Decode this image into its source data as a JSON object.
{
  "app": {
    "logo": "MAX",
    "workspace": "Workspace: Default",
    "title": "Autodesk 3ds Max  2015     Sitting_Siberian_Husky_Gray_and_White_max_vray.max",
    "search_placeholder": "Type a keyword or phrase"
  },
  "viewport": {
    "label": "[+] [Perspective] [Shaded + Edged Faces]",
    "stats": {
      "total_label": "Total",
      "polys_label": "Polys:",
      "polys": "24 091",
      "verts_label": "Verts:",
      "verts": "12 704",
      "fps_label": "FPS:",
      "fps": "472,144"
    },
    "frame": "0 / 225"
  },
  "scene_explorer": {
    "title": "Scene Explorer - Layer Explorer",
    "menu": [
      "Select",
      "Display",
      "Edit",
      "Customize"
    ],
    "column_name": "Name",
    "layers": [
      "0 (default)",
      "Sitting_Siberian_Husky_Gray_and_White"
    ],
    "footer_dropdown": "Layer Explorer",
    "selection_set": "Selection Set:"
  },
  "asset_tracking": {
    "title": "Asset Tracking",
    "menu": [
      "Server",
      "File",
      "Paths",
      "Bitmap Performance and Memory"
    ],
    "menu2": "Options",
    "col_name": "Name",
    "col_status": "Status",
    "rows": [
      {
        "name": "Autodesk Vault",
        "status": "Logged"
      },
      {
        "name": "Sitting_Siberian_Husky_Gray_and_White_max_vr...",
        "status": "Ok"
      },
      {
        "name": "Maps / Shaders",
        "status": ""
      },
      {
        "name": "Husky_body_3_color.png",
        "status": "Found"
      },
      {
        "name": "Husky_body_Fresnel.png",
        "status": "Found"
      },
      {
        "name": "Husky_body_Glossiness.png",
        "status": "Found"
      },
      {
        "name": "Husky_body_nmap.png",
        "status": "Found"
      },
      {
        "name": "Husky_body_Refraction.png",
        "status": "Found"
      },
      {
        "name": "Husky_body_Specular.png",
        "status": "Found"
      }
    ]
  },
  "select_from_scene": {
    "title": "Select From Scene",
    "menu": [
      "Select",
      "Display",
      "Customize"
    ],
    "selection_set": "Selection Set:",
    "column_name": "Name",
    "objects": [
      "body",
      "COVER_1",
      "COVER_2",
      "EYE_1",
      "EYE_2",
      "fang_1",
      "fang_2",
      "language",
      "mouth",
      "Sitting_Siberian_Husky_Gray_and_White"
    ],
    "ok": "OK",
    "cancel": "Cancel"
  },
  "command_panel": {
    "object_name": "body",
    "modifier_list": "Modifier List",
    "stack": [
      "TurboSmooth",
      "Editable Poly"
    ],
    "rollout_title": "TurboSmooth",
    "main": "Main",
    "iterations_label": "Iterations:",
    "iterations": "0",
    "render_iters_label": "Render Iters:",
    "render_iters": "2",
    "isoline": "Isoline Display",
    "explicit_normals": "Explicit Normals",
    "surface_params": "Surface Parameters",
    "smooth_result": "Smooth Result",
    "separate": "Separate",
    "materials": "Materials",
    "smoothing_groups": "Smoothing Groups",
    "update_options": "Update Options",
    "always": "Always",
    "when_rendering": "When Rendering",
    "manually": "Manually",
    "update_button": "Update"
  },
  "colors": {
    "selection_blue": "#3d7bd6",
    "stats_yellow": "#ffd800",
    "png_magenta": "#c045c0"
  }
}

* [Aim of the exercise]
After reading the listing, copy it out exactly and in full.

* [The answer]
Decode this image into its source data as a JSON object.
{
  "app": {
    "logo": "MAX",
    "workspace": "Workspace: Default",
    "title": "Autodesk 3ds Max  2015     Sitting_Siberian_Husky_Gray_and_White_max_vray.max",
    "search_placeholder": "Type a keyword or phrase"
  },
  "viewport": {
    "label": "[+] [Perspective] [Shaded + Edged Faces]",
    "stats": {
      "total_label": "Total",
      "polys_label": "Polys:",
      "polys": "24 091",
      "verts_label": "Verts:",
      "verts": "12 704",
      "fps_label": "FPS:",
      "fps": "472,144"
    },
    "frame": "0 / 225"
  },
  "scene_explorer": {
    "title": "Scene Explorer - Layer Explorer",
    "menu": [
      "Select",
      "Display",
      "Edit",
      "Customize"
    ],
    "column_name": "Name",
    "layers": [
      "0 (default)",
      "Sitting_Siberian_Husky_Gray_and_White"
    ],
    "footer_dropdown": "Layer Explorer",
    "selection_set": "Selection Set:"
  },
  "asset_tracking": {
    "title": "Asset Tracking",
    "menu": [
      "Server",
      "File",
      "Paths",
      "Bitmap Performance and Memory"
    ],
    "menu2": "Options",
    "col_name": "Name",
    "col_status": "Status",
    "rows": [
      {
        "name": "Autodesk Vault",
        "status": "Logged"
      },
      {
        "name": "Sitting_Siberian_Husky_Gray_and_White_max_vr...",
        "status": "Ok"
      },
      {
        "name": "Maps / Shaders",
        "status": ""
      },
      {
        "name": "Husky_body_3_color.png",
        "status": "Found"
      },
      {
        "name": "Husky_body_Fresnel.png",
        "status": "Found"
      },
      {
        "name": "Husky_body_Glossiness.png",
        "status": "Found"
      },
      {
        "name": "Husky_body_nmap.png",
        "status": "Found"
      },
      {
        "name": "Husky_body_Refraction.png",
        "status": "Found"
      },
      {
        "name": "Husky_body_Specular.png",
        "status": "Found"
      }
    ]
  },
  "select_from_scene": {
    "title": "Select From Scene",
    "menu": [
      "Select",
      "Display",
      "Customize"
    ],
    "selection_set": "Selection Set:",
    "column_name": "Name",
    "objects": [
      "body",
      "COVER_1",
      "COVER_2",
      "EYE_1",
      "EYE_2",
      "fang_1",
      "fang_2",
      "language",
      "mouth",
      "Sitting_Siberian_Husky_Gray_and_White"
    ],
    "ok": "OK",
    "cancel": "Cancel"
  },
  "command_panel": {
    "object_name": "body",
    "modifier_list": "Modifier List",
    "stack": [
      "TurboSmooth",
      "Editable Poly"
    ],
    "rollout_title": "TurboSmooth",
    "main": "Main",
    "iterations_label": "Iterations:",
    "iterations": "0",
    "render_iters_label": "Render Iters:",
    "render_iters": "2",
    "isoline": "Isoline Display",
    "explicit_normals": "Explicit Normals",
    "surface_params": "Surface Parameters",
    "smooth_result": "Smooth Result",
    "separate": "Separate",
    "materials": "Materials",
    "smoothing_groups": "Smoothing Groups",
    "update_options": "Update Options",
    "always": "Always",
    "when_rendering": "When Rendering",
    "manually": "Manually",
    "update_button": "Update"
  },
  "colors": {
    "selection_blue": "#3d7bd6",
    "stats_yellow": "#ffd800",
    "png_magenta": "#c045c0"
  }
}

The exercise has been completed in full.